China, the United States, Japan and more than a dozen other Asia-Pacific countries have signed a naval agreement aimed at ensuring miscommunication between ships at sea does not escalate into conflict. The Code for Unplanned Encounters at Sea, which was agreed Tuesday in the eastern port city of Qingdao, would reduce the potential for "situations to arise that could lead to conflict in busy sea lanes", the state-run China Daily said. China is embroiled in a series of territorial disputes with neighbours in the South and East China Seas which have frequently led to military jets being scrambled but not open conflict. Gary Li, an analyst with the consultancy IHS, described the agreement as "the ideal thing for China to grab hold of -- the rules of the road."
Prime Minister Tony Abbott announced on Wednesday the purchase of 58 more F-35 Joint Strike Fighters costing Aus$12.4 billion ($11.6 billion) in a major defence upgrade to maintain Australia's regional edge. The new aircraft will bring Australia's total JSF force to 72, with the first due to arrive in 2018 and enter service in 2020. The deal with US aerospace giant Lockheed Martin includes an option to buy a further 18 planes and is additional to the purchase of 14 F-35s Australia already approved in 2009. Abbott said the planes would cost about $90 million each but noted that one of the largest defence purchases Australia has ever made was budgeted for.
By Jennifer Chaussee BERKELEY, California (Reuters) - California Republican gubernatorial hopeful Neel Kashkari called for free college tuition for students pursuing math and science degrees, part of an education reform plan released Tuesday that would also model public schools after charter schools. Kashkari's proposal would waive tuition for students pursuing a four-year degree in any science, technology, electronics, or math subject in exchange for a percentage of their future earnings after graduation. It came as Kashkari, trailing a distant third in recent polls behind incumbent Jerry Brown and Republican Tea Party favorite Tim Donnelly, is struggling to add momentum to his campaign before the June primary.
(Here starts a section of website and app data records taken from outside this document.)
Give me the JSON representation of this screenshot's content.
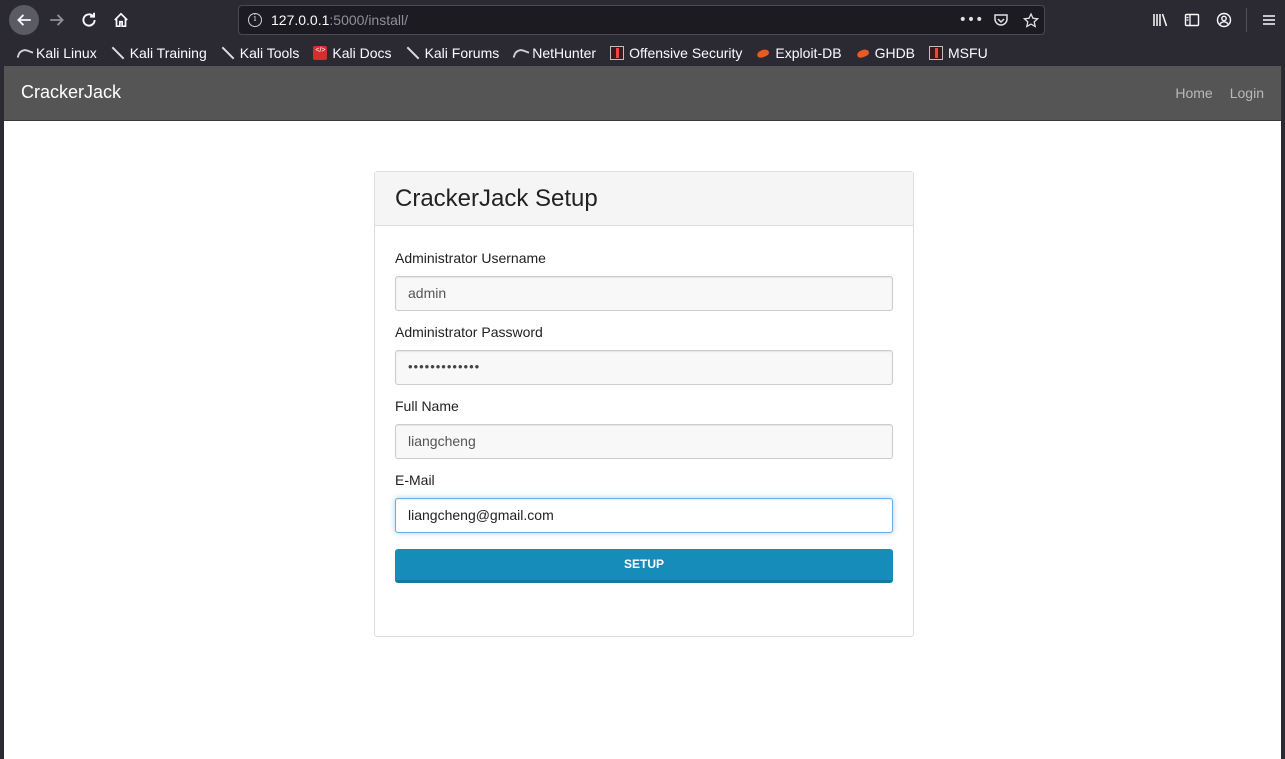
{
  "browser": {
    "url_host": "127.0.0.1",
    "url_rest": ":5000/install/",
    "bookmarks": [
      {
        "label": "Kali Linux",
        "icon": "kali-dragon-icon"
      },
      {
        "label": "Kali Training",
        "icon": "kali-slash-icon"
      },
      {
        "label": "Kali Tools",
        "icon": "kali-slash-icon"
      },
      {
        "label": "Kali Docs",
        "icon": "kali-docs-icon"
      },
      {
        "label": "Kali Forums",
        "icon": "kali-slash-icon"
      },
      {
        "label": "NetHunter",
        "icon": "kali-dragon-icon"
      },
      {
        "label": "Offensive Security",
        "icon": "offsec-icon"
      },
      {
        "label": "Exploit-DB",
        "icon": "exploit-db-icon"
      },
      {
        "label": "GHDB",
        "icon": "exploit-db-icon"
      },
      {
        "label": "MSFU",
        "icon": "offsec-icon"
      }
    ]
  },
  "app": {
    "brand": "CrackerJack",
    "nav": [
      "Home",
      "Login"
    ]
  },
  "setup": {
    "title": "CrackerJack Setup",
    "fields": {
      "username": {
        "label": "Administrator Username",
        "value": "admin"
      },
      "password": {
        "label": "Administrator Password",
        "value": "•••••••••••••"
      },
      "fullname": {
        "label": "Full Name",
        "value": "liangcheng"
      },
      "email": {
        "label": "E-Mail",
        "value": "liangcheng@gmail.com"
      }
    },
    "submit_label": "SETUP"
  },
  "colors": {
    "navbar": "#555555",
    "button": "#158cba",
    "focus_border": "#66afe9"
  }
}
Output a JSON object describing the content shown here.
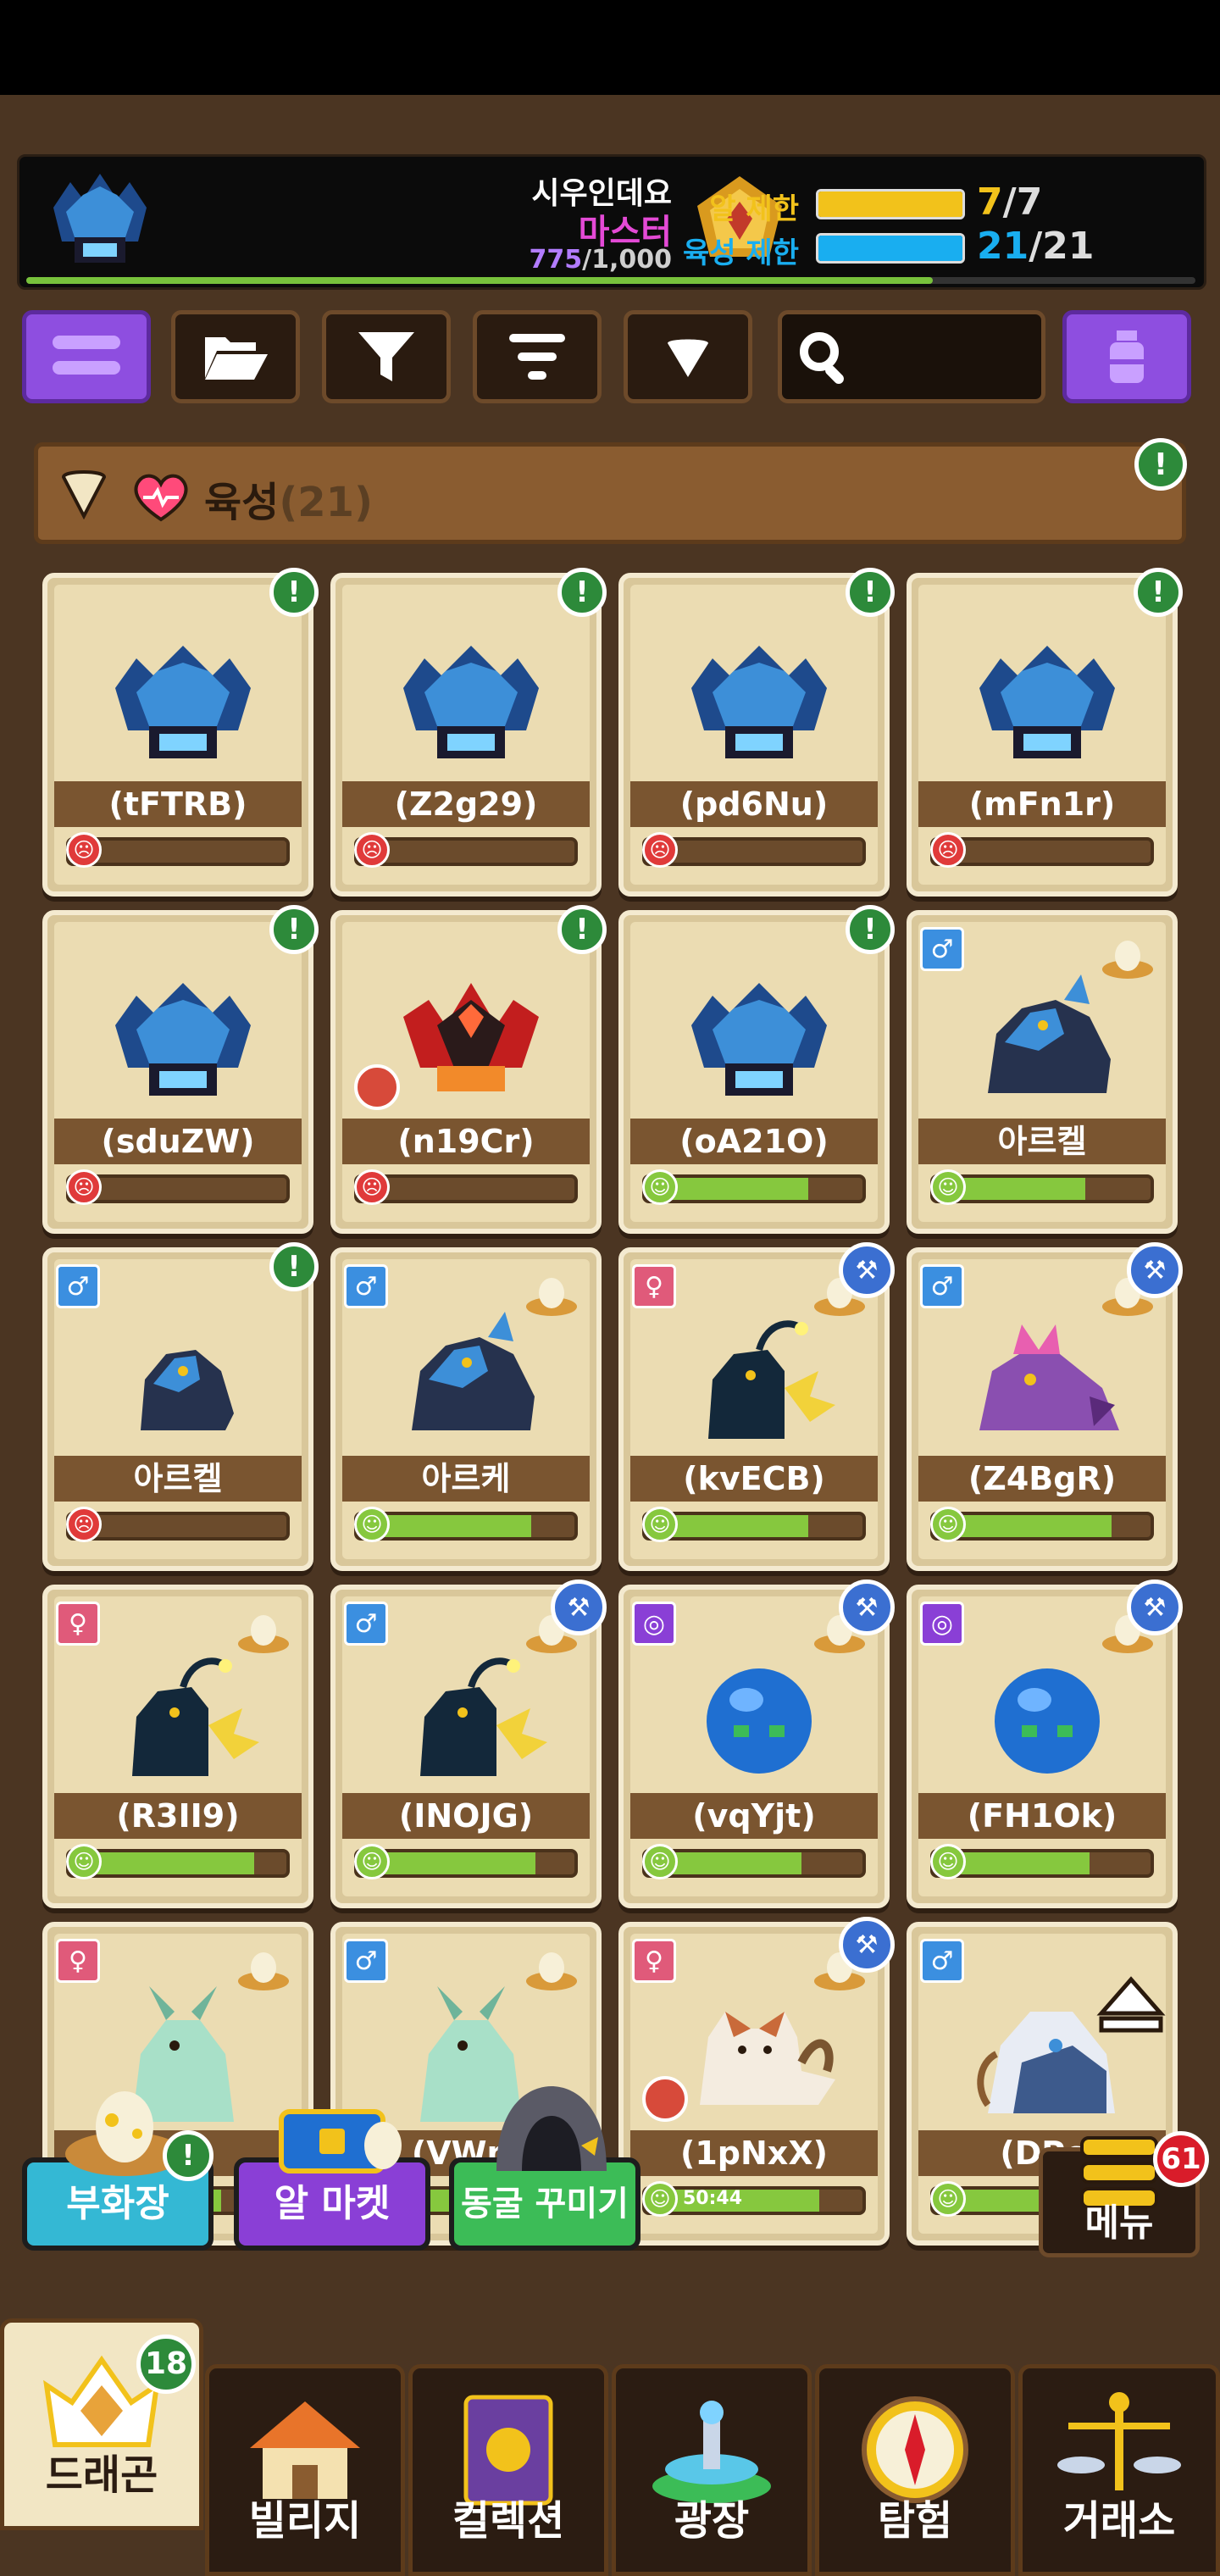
{
  "player": {
    "name": "시우인데요",
    "rank": "마스터",
    "exp_current": "775",
    "exp_max": "/1,000",
    "exp_fraction": 0.775
  },
  "limits": [
    {
      "label": "알 제한",
      "current": "7",
      "max": "/7",
      "color": "#f2c21b"
    },
    {
      "label": "육성 제한",
      "current": "21",
      "max": "/21",
      "color": "#19aef0"
    }
  ],
  "toolbar": {
    "icons": [
      "menu-icon",
      "folder-icon",
      "filter-icon",
      "sort-icon",
      "collapse-icon",
      "search-icon",
      "potion-icon"
    ]
  },
  "group": {
    "label": "육성",
    "count": "(21)"
  },
  "cards": [
    {
      "name": "(tFTRB)",
      "state": "egg",
      "health": 0,
      "mood": "sad",
      "alert": true
    },
    {
      "name": "(Z2g29)",
      "state": "egg",
      "health": 0,
      "mood": "sad",
      "alert": true
    },
    {
      "name": "(pd6Nu)",
      "state": "egg",
      "health": 0,
      "mood": "sad",
      "alert": true
    },
    {
      "name": "(mFn1r)",
      "state": "egg",
      "health": 0,
      "mood": "sad",
      "alert": true
    },
    {
      "name": "(sduZW)",
      "state": "egg",
      "health": 0,
      "mood": "sad",
      "alert": true
    },
    {
      "name": "(n19Cr)",
      "state": "egg-red",
      "health": 0,
      "mood": "sad",
      "alert": true,
      "nobreed": true
    },
    {
      "name": "(oA21O)",
      "state": "egg",
      "health": 0.75,
      "mood": "happy",
      "alert": true
    },
    {
      "name": "아르켈",
      "state": "dragon-blue",
      "health": 0.7,
      "mood": "happy",
      "gender": "male",
      "nest": true
    },
    {
      "name": "아르켈",
      "state": "dragon-blue-small",
      "health": 0,
      "mood": "sad",
      "gender": "male",
      "alert": true
    },
    {
      "name": "아르케",
      "state": "dragon-blue",
      "health": 0.8,
      "mood": "happy",
      "gender": "male",
      "nest": true
    },
    {
      "name": "(kvECB)",
      "state": "dragon-dark",
      "health": 0.75,
      "mood": "happy",
      "gender": "female",
      "nest": true,
      "train": true
    },
    {
      "name": "(Z4BgR)",
      "state": "dragon-purple",
      "health": 0.82,
      "mood": "happy",
      "gender": "male",
      "nest": true,
      "train": true
    },
    {
      "name": "(R3II9)",
      "state": "dragon-dark",
      "health": 0.85,
      "mood": "happy",
      "gender": "female",
      "nest": true
    },
    {
      "name": "(INOJG)",
      "state": "dragon-dark",
      "health": 0.82,
      "mood": "happy",
      "gender": "male",
      "nest": true,
      "train": true
    },
    {
      "name": "(vqYjt)",
      "state": "slime-blue",
      "health": 0.72,
      "mood": "happy",
      "gender": "neutral",
      "nest": true,
      "train": true
    },
    {
      "name": "(FH1Ok)",
      "state": "slime-blue",
      "health": 0.72,
      "mood": "happy",
      "gender": "neutral",
      "nest": true,
      "train": true
    },
    {
      "name": "",
      "state": "dragon-mint",
      "health": 0.7,
      "mood": "happy",
      "gender": "female",
      "nest": true
    },
    {
      "name": "(VWm",
      "state": "dragon-mint",
      "health": 0.7,
      "mood": "happy",
      "gender": "male",
      "nest": true
    },
    {
      "name": "(1pNxX)",
      "state": "cat",
      "health": 0.8,
      "mood": "happy",
      "gender": "female",
      "nest": true,
      "train": true,
      "nobreed": true,
      "timer": "50:44"
    },
    {
      "name": "(DPc",
      "state": "dragon-white",
      "health": 0.5,
      "mood": "happy",
      "gender": "male"
    }
  ],
  "quick_actions": [
    {
      "label": "부화장",
      "color": "#34b8d4",
      "alert": true
    },
    {
      "label": "알 마켓",
      "color": "#8a3fd6"
    },
    {
      "label": "동굴 꾸미기",
      "color": "#3cbc57"
    }
  ],
  "menu": {
    "label": "메뉴",
    "badge": "61"
  },
  "nav": [
    {
      "label": "드래곤",
      "badge": "18",
      "active": true
    },
    {
      "label": "빌리지"
    },
    {
      "label": "컬렉션"
    },
    {
      "label": "광장"
    },
    {
      "label": "탐험"
    },
    {
      "label": "거래소"
    }
  ]
}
By Steve Gorman LOS ANGELES (Reuters) - A U.S. congressman from a Los Angeles community is seeking to lure the factory that makes the bestselling Sriracha-brand hot pepper sauce to his district after residents in its current location complained about the smell. U.S. Representative Tony Cardenas, a Democrat whose district includes much of the San Fernando Valley, wants to convince David Tran, the owner of Huy Fong Foods company which makes the hot sauce, to relocate rather than continue to fight with the residents of the city of Irwindale, California. Cardenas said the company grossed $60 million in sales from its Sriracha brand alone last year, with little marketing, and hailed Tran, an ethnic Chinese immigrant from Vietnam who founded his company in Los Angeles in 1980, as "an American success story." Huy Fong Foods hires 70 full-time employees and 200 seasonal workers and produces over 20 million bottles of hot sauce yearly.
By Linda Sieg and Elaine Lies TOKYO (Reuters) - U.S. President Barack Obama has said Washington welcomes China's rise but that engagement with Beijing would not come at the expense of its Asian allies - as Chinese state media greeted his imminent arrival in the region with a broadside accusing the United States of wanting to "cage" the emerging superpower. Obama's remarks, aimed at reassuring Japan and other allies, set against a robust commentary from China's state news agency Xinhua that also called the United States "myopic", demonstrate the delicate balancing act Obama faces on a week-long Asia tour. The four-nation trip that starts in Tokyo later on Wednesday comes at a time of rising tension in the region, and as the United States urges Japan's unpredictable neighbor North Korea not to conduct another nuclear test.
By Linda Sieg and Krista Hughes TOKYO/WASHINGTON (Reuters) - U.S. Trade Representative Michael Froman arrived in Japan earlier than expected on Wednesday, Japanese media said, for a last ditch push for a two-way deal seen as crucial to efforts to create one of the world's biggest trade pacts. Froman, who had been expected to arrive in Tokyo with U.S. President Barack Obama later in the day, was likely to meet Japanese Economy Minister Akira Amari, the reports said. Talks have been snagged largely on Japan's insistence on protecting politically powerful farm sectors such as beef. Japanese Prime Minister Shinzo Abe told parliament the talks were tough but Japan was trying to keep some tariffs.
Pentagon chief Chuck Hagel will depart Wednesday for Mexico City to hold talks with his counterparts from Canada and Mexico aimed at bolstering Washington's security ties to its neighbors. Hagel's three-day trip to Mexico and Guatemala will underline "America's commitment to this region," spokesman Rear Admiral John Kirby told reporters. The visit follows a Pentagon announcement for a planned sale of 18 Apache helicopters to Mexico. Kirby said the helicopters would "improve the security of a strong, strategic partner in Mexico, both in terms of combating organized crime and drug trafficking."